- [Problem to solve] Starting from the first line below, count the lines carrying the string "accent" and answer with the count by itself.

[Data records for software interfaces]
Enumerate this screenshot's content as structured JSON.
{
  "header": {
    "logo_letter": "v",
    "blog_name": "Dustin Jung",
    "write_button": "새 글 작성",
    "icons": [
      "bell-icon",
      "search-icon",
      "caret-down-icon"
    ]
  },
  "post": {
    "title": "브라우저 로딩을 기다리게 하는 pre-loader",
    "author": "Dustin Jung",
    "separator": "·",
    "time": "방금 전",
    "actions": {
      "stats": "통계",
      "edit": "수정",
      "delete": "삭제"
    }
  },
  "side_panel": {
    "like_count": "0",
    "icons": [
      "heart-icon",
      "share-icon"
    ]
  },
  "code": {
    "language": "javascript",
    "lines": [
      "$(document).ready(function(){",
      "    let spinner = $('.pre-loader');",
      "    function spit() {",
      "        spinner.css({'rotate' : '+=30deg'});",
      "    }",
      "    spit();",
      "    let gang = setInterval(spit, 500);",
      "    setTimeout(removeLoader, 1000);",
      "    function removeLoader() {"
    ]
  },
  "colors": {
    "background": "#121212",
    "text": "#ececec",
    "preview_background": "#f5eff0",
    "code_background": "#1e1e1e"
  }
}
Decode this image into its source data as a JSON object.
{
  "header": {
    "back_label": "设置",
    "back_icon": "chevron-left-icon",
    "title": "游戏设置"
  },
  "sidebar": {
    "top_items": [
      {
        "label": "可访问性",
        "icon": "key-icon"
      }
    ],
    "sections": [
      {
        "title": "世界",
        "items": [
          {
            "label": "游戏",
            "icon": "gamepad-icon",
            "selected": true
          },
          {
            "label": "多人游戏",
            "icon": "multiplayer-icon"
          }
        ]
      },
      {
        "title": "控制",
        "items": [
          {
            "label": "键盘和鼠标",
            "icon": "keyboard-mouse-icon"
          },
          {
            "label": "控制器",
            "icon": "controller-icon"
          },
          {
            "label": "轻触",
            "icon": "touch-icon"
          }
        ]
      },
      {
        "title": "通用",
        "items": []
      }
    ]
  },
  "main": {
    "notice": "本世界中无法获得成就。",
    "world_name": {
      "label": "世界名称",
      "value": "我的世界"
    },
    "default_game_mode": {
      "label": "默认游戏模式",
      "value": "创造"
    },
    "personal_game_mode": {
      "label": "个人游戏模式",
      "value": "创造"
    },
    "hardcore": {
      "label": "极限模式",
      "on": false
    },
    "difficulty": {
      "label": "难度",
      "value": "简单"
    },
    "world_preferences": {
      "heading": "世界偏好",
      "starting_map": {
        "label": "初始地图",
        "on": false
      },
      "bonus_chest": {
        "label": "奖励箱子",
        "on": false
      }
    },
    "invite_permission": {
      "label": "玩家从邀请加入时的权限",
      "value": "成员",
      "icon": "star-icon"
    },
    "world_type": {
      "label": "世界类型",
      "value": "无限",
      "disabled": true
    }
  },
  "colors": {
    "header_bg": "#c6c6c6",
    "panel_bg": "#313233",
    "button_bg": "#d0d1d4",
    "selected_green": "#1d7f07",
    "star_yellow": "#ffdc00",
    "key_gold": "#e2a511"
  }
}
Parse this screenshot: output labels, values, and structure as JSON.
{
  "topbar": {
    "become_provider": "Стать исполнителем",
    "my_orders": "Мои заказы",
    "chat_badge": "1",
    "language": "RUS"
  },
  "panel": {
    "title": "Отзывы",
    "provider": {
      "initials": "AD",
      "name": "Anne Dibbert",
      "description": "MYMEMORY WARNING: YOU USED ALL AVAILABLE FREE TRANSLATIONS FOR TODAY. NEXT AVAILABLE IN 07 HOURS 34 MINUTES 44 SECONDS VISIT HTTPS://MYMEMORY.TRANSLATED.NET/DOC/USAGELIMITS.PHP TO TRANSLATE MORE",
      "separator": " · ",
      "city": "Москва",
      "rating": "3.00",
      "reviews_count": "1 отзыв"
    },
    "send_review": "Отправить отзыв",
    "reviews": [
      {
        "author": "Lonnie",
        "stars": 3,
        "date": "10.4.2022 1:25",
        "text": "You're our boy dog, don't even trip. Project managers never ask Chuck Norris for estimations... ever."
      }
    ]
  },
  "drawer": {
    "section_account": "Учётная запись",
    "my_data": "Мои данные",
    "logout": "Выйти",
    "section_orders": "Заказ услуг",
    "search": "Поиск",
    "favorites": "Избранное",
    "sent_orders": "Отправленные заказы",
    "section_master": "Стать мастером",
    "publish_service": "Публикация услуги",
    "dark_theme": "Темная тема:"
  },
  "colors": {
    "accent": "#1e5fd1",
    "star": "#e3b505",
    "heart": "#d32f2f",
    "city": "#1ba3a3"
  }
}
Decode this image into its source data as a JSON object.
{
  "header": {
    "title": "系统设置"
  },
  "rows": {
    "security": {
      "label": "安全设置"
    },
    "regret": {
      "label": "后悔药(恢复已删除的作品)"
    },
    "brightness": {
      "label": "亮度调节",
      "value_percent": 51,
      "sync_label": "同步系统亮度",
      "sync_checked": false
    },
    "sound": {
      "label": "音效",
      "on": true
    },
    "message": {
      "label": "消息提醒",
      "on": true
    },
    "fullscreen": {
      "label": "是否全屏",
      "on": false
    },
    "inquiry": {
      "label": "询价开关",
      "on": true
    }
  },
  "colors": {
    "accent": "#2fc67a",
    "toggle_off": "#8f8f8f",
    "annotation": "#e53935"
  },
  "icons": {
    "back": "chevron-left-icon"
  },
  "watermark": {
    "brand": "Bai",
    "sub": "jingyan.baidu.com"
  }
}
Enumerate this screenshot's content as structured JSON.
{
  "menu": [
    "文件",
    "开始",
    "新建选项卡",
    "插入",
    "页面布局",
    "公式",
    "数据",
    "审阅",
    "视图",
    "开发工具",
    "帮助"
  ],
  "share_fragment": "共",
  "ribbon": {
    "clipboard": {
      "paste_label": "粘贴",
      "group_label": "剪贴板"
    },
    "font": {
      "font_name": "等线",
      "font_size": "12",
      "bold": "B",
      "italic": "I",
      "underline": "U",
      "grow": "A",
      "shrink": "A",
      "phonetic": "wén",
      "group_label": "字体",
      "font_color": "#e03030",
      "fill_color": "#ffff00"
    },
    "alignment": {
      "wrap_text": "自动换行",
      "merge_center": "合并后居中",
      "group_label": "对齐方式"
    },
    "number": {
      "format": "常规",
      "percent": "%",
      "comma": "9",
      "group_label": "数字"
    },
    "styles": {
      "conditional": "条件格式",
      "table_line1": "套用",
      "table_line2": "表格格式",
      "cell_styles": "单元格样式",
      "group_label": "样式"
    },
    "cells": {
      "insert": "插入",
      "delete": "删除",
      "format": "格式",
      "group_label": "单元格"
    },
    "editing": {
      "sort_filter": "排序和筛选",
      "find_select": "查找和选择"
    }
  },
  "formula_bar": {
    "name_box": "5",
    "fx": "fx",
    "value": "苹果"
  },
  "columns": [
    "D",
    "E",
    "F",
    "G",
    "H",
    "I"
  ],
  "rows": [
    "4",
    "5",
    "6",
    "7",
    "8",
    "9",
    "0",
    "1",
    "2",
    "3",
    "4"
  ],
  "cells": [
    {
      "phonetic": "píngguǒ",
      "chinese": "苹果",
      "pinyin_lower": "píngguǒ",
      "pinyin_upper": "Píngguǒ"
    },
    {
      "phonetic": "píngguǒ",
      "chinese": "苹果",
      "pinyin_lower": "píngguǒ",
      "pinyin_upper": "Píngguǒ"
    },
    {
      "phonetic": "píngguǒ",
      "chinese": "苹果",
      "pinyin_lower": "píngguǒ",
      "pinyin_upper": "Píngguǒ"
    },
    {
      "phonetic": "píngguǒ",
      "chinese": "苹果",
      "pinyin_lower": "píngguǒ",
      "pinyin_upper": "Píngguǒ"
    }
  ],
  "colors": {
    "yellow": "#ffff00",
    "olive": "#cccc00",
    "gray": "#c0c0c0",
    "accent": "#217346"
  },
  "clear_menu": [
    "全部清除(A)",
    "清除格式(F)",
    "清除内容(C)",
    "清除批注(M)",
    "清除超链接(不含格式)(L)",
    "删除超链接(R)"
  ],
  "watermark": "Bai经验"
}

- [Response] 3